**TASK DATA:**
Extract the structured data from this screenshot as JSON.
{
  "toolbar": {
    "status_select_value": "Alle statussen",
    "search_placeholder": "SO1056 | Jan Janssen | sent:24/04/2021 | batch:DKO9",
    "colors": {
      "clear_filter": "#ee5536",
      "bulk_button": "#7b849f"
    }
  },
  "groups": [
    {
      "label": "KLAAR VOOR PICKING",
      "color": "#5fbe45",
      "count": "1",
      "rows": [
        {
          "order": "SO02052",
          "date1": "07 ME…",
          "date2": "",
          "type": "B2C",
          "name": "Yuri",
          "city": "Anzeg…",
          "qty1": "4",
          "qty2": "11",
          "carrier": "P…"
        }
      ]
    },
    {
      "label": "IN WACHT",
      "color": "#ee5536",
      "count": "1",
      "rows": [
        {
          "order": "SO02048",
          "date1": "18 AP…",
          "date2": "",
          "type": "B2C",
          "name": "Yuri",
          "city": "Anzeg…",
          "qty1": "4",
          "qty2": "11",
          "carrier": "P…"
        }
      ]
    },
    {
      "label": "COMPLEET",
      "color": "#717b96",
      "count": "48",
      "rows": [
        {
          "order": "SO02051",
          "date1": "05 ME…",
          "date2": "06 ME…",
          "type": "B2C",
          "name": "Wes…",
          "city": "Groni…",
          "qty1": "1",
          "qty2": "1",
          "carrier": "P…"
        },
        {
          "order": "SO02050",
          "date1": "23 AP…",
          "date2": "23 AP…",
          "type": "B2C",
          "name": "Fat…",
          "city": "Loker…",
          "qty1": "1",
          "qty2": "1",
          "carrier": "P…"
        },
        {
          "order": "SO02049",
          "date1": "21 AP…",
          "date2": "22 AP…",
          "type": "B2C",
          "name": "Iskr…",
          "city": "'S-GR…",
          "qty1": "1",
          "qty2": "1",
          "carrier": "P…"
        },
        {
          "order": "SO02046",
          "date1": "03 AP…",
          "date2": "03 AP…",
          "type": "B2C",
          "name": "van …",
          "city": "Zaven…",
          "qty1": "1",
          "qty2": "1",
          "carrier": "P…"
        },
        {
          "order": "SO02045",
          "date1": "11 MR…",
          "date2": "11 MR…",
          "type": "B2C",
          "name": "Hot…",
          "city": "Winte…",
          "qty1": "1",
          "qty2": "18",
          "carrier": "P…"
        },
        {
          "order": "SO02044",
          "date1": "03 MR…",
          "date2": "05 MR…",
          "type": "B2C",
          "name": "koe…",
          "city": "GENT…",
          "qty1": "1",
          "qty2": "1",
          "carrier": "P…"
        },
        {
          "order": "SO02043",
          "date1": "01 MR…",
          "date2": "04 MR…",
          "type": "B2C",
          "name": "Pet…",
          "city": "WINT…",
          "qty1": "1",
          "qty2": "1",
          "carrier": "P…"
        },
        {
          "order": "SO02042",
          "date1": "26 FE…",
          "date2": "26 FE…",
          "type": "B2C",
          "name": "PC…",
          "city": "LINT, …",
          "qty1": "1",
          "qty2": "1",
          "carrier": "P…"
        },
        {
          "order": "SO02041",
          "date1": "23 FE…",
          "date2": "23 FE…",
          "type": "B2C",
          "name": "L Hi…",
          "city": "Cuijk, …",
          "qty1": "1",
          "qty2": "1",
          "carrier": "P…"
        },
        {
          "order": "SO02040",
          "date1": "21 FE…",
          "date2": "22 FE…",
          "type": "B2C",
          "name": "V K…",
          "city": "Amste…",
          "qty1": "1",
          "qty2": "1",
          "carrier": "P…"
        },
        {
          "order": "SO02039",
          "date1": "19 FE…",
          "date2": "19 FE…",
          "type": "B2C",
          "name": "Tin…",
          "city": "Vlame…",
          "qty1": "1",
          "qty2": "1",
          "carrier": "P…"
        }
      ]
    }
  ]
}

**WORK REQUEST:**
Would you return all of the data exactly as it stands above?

**PROBLEM SOLUTION:**
Extract the structured data from this screenshot as JSON.
{
  "toolbar": {
    "status_select_value": "Alle statussen",
    "search_placeholder": "SO1056 | Jan Janssen | sent:24/04/2021 | batch:DKO9",
    "colors": {
      "clear_filter": "#ee5536",
      "bulk_button": "#7b849f"
    }
  },
  "groups": [
    {
      "label": "KLAAR VOOR PICKING",
      "color": "#5fbe45",
      "count": "1",
      "rows": [
        {
          "order": "SO02052",
          "date1": "07 ME…",
          "date2": "",
          "type": "B2C",
          "name": "Yuri",
          "city": "Anzeg…",
          "qty1": "4",
          "qty2": "11",
          "carrier": "P…"
        }
      ]
    },
    {
      "label": "IN WACHT",
      "color": "#ee5536",
      "count": "1",
      "rows": [
        {
          "order": "SO02048",
          "date1": "18 AP…",
          "date2": "",
          "type": "B2C",
          "name": "Yuri",
          "city": "Anzeg…",
          "qty1": "4",
          "qty2": "11",
          "carrier": "P…"
        }
      ]
    },
    {
      "label": "COMPLEET",
      "color": "#717b96",
      "count": "48",
      "rows": [
        {
          "order": "SO02051",
          "date1": "05 ME…",
          "date2": "06 ME…",
          "type": "B2C",
          "name": "Wes…",
          "city": "Groni…",
          "qty1": "1",
          "qty2": "1",
          "carrier": "P…"
        },
        {
          "order": "SO02050",
          "date1": "23 AP…",
          "date2": "23 AP…",
          "type": "B2C",
          "name": "Fat…",
          "city": "Loker…",
          "qty1": "1",
          "qty2": "1",
          "carrier": "P…"
        },
        {
          "order": "SO02049",
          "date1": "21 AP…",
          "date2": "22 AP…",
          "type": "B2C",
          "name": "Iskr…",
          "city": "'S-GR…",
          "qty1": "1",
          "qty2": "1",
          "carrier": "P…"
        },
        {
          "order": "SO02046",
          "date1": "03 AP…",
          "date2": "03 AP…",
          "type": "B2C",
          "name": "van …",
          "city": "Zaven…",
          "qty1": "1",
          "qty2": "1",
          "carrier": "P…"
        },
        {
          "order": "SO02045",
          "date1": "11 MR…",
          "date2": "11 MR…",
          "type": "B2C",
          "name": "Hot…",
          "city": "Winte…",
          "qty1": "1",
          "qty2": "18",
          "carrier": "P…"
        },
        {
          "order": "SO02044",
          "date1": "03 MR…",
          "date2": "05 MR…",
          "type": "B2C",
          "name": "koe…",
          "city": "GENT…",
          "qty1": "1",
          "qty2": "1",
          "carrier": "P…"
        },
        {
          "order": "SO02043",
          "date1": "01 MR…",
          "date2": "04 MR…",
          "type": "B2C",
          "name": "Pet…",
          "city": "WINT…",
          "qty1": "1",
          "qty2": "1",
          "carrier": "P…"
        },
        {
          "order": "SO02042",
          "date1": "26 FE…",
          "date2": "26 FE…",
          "type": "B2C",
          "name": "PC…",
          "city": "LINT, …",
          "qty1": "1",
          "qty2": "1",
          "carrier": "P…"
        },
        {
          "order": "SO02041",
          "date1": "23 FE…",
          "date2": "23 FE…",
          "type": "B2C",
          "name": "L Hi…",
          "city": "Cuijk, …",
          "qty1": "1",
          "qty2": "1",
          "carrier": "P…"
        },
        {
          "order": "SO02040",
          "date1": "21 FE…",
          "date2": "22 FE…",
          "type": "B2C",
          "name": "V K…",
          "city": "Amste…",
          "qty1": "1",
          "qty2": "1",
          "carrier": "P…"
        },
        {
          "order": "SO02039",
          "date1": "19 FE…",
          "date2": "19 FE…",
          "type": "B2C",
          "name": "Tin…",
          "city": "Vlame…",
          "qty1": "1",
          "qty2": "1",
          "carrier": "P…"
        }
      ]
    }
  ]
}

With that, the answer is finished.